MATERIAL PROVIDED
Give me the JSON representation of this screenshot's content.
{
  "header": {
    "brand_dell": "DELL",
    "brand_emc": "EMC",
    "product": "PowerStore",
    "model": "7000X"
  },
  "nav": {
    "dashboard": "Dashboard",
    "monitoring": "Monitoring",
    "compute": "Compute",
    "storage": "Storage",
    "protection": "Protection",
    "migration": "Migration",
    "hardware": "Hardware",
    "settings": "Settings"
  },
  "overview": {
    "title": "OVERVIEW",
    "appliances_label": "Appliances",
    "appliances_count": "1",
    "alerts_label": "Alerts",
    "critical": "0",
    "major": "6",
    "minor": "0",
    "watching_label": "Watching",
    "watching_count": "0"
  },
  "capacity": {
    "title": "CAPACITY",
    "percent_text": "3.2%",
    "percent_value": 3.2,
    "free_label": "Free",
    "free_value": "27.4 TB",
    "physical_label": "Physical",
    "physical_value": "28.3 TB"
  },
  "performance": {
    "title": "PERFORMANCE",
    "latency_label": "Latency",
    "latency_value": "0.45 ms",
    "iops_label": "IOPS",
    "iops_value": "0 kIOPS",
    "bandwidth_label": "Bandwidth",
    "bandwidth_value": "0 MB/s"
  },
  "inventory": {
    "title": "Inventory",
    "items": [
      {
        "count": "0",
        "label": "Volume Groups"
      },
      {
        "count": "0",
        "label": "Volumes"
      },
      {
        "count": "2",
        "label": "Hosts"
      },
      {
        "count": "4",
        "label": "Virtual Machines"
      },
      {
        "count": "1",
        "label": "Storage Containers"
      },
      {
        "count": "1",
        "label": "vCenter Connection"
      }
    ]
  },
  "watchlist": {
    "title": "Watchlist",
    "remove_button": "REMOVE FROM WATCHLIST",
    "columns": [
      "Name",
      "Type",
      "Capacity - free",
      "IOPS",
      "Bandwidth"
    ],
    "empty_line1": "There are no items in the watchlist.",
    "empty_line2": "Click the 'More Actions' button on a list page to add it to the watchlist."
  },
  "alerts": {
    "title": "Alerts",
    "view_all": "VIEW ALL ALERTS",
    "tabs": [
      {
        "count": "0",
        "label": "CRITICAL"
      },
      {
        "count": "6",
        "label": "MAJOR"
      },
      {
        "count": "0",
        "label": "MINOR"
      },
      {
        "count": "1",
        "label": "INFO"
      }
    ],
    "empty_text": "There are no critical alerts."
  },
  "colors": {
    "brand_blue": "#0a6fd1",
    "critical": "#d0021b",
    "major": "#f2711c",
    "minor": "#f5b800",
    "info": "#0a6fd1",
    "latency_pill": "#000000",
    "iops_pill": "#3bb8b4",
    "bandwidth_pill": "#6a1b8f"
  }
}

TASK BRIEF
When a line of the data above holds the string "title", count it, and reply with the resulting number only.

ANSWER BOX
6